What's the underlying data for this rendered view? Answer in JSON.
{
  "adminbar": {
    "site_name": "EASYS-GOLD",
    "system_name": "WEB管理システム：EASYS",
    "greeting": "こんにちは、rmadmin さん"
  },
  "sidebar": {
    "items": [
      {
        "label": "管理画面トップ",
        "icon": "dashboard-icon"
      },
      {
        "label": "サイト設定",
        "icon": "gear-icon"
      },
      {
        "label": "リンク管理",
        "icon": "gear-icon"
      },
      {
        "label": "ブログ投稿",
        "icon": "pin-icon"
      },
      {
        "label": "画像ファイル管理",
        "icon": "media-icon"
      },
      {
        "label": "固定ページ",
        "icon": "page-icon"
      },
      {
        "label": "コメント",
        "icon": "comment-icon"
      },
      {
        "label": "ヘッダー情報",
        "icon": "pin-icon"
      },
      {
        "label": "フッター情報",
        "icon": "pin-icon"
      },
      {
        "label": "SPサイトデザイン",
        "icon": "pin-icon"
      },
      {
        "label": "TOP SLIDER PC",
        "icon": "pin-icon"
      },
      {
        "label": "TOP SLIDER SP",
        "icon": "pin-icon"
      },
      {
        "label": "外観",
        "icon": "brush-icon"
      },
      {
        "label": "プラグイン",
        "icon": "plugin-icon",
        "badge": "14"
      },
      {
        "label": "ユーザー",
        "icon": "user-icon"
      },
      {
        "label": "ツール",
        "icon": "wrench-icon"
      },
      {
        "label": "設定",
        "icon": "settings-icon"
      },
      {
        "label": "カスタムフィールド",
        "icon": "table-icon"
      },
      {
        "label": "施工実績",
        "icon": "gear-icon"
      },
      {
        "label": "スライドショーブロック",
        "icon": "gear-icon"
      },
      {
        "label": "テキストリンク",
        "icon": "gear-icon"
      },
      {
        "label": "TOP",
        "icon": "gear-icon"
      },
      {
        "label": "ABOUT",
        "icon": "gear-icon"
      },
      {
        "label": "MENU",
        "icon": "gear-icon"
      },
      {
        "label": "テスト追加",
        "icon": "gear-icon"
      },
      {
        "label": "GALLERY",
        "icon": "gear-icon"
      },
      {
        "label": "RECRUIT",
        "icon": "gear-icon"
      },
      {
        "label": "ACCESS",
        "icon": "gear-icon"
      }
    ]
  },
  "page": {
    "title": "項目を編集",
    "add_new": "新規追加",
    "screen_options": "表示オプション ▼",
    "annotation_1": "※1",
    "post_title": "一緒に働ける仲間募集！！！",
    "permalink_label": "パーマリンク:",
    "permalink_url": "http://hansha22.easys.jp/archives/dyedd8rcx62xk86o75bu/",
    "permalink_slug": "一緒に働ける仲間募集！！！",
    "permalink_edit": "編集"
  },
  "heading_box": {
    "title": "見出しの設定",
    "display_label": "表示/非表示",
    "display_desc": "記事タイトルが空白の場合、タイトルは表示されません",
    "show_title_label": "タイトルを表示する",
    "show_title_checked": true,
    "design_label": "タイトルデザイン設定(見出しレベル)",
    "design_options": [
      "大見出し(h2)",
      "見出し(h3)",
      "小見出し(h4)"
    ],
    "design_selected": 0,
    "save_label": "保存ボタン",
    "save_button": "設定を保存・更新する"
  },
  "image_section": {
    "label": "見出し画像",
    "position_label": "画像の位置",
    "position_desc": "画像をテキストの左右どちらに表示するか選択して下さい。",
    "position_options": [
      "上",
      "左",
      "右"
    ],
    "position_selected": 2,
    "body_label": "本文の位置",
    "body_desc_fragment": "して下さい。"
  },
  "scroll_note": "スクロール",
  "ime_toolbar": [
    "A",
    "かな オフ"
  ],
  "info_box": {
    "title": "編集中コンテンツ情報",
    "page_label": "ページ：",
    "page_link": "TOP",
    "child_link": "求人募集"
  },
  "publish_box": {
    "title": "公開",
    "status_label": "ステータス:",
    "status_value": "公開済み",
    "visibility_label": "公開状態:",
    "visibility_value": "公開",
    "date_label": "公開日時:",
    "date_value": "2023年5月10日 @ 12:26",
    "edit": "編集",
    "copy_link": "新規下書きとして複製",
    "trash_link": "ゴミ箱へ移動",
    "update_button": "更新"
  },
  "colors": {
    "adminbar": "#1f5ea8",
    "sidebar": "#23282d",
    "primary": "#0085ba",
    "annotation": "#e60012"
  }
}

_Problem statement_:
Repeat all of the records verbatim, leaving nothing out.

_Your response_:
What's the underlying data for this rendered view? Answer in JSON.
{
  "adminbar": {
    "site_name": "EASYS-GOLD",
    "system_name": "WEB管理システム：EASYS",
    "greeting": "こんにちは、rmadmin さん"
  },
  "sidebar": {
    "items": [
      {
        "label": "管理画面トップ",
        "icon": "dashboard-icon"
      },
      {
        "label": "サイト設定",
        "icon": "gear-icon"
      },
      {
        "label": "リンク管理",
        "icon": "gear-icon"
      },
      {
        "label": "ブログ投稿",
        "icon": "pin-icon"
      },
      {
        "label": "画像ファイル管理",
        "icon": "media-icon"
      },
      {
        "label": "固定ページ",
        "icon": "page-icon"
      },
      {
        "label": "コメント",
        "icon": "comment-icon"
      },
      {
        "label": "ヘッダー情報",
        "icon": "pin-icon"
      },
      {
        "label": "フッター情報",
        "icon": "pin-icon"
      },
      {
        "label": "SPサイトデザイン",
        "icon": "pin-icon"
      },
      {
        "label": "TOP SLIDER PC",
        "icon": "pin-icon"
      },
      {
        "label": "TOP SLIDER SP",
        "icon": "pin-icon"
      },
      {
        "label": "外観",
        "icon": "brush-icon"
      },
      {
        "label": "プラグイン",
        "icon": "plugin-icon",
        "badge": "14"
      },
      {
        "label": "ユーザー",
        "icon": "user-icon"
      },
      {
        "label": "ツール",
        "icon": "wrench-icon"
      },
      {
        "label": "設定",
        "icon": "settings-icon"
      },
      {
        "label": "カスタムフィールド",
        "icon": "table-icon"
      },
      {
        "label": "施工実績",
        "icon": "gear-icon"
      },
      {
        "label": "スライドショーブロック",
        "icon": "gear-icon"
      },
      {
        "label": "テキストリンク",
        "icon": "gear-icon"
      },
      {
        "label": "TOP",
        "icon": "gear-icon"
      },
      {
        "label": "ABOUT",
        "icon": "gear-icon"
      },
      {
        "label": "MENU",
        "icon": "gear-icon"
      },
      {
        "label": "テスト追加",
        "icon": "gear-icon"
      },
      {
        "label": "GALLERY",
        "icon": "gear-icon"
      },
      {
        "label": "RECRUIT",
        "icon": "gear-icon"
      },
      {
        "label": "ACCESS",
        "icon": "gear-icon"
      }
    ]
  },
  "page": {
    "title": "項目を編集",
    "add_new": "新規追加",
    "screen_options": "表示オプション ▼",
    "annotation_1": "※1",
    "post_title": "一緒に働ける仲間募集！！！",
    "permalink_label": "パーマリンク:",
    "permalink_url": "http://hansha22.easys.jp/archives/dyedd8rcx62xk86o75bu/",
    "permalink_slug": "一緒に働ける仲間募集！！！",
    "permalink_edit": "編集"
  },
  "heading_box": {
    "title": "見出しの設定",
    "display_label": "表示/非表示",
    "display_desc": "記事タイトルが空白の場合、タイトルは表示されません",
    "show_title_label": "タイトルを表示する",
    "show_title_checked": true,
    "design_label": "タイトルデザイン設定(見出しレベル)",
    "design_options": [
      "大見出し(h2)",
      "見出し(h3)",
      "小見出し(h4)"
    ],
    "design_selected": 0,
    "save_label": "保存ボタン",
    "save_button": "設定を保存・更新する"
  },
  "image_section": {
    "label": "見出し画像",
    "position_label": "画像の位置",
    "position_desc": "画像をテキストの左右どちらに表示するか選択して下さい。",
    "position_options": [
      "上",
      "左",
      "右"
    ],
    "position_selected": 2,
    "body_label": "本文の位置",
    "body_desc_fragment": "して下さい。"
  },
  "scroll_note": "スクロール",
  "ime_toolbar": [
    "A",
    "かな オフ"
  ],
  "info_box": {
    "title": "編集中コンテンツ情報",
    "page_label": "ページ：",
    "page_link": "TOP",
    "child_link": "求人募集"
  },
  "publish_box": {
    "title": "公開",
    "status_label": "ステータス:",
    "status_value": "公開済み",
    "visibility_label": "公開状態:",
    "visibility_value": "公開",
    "date_label": "公開日時:",
    "date_value": "2023年5月10日 @ 12:26",
    "edit": "編集",
    "copy_link": "新規下書きとして複製",
    "trash_link": "ゴミ箱へ移動",
    "update_button": "更新"
  },
  "colors": {
    "adminbar": "#1f5ea8",
    "sidebar": "#23282d",
    "primary": "#0085ba",
    "annotation": "#e60012"
  }
}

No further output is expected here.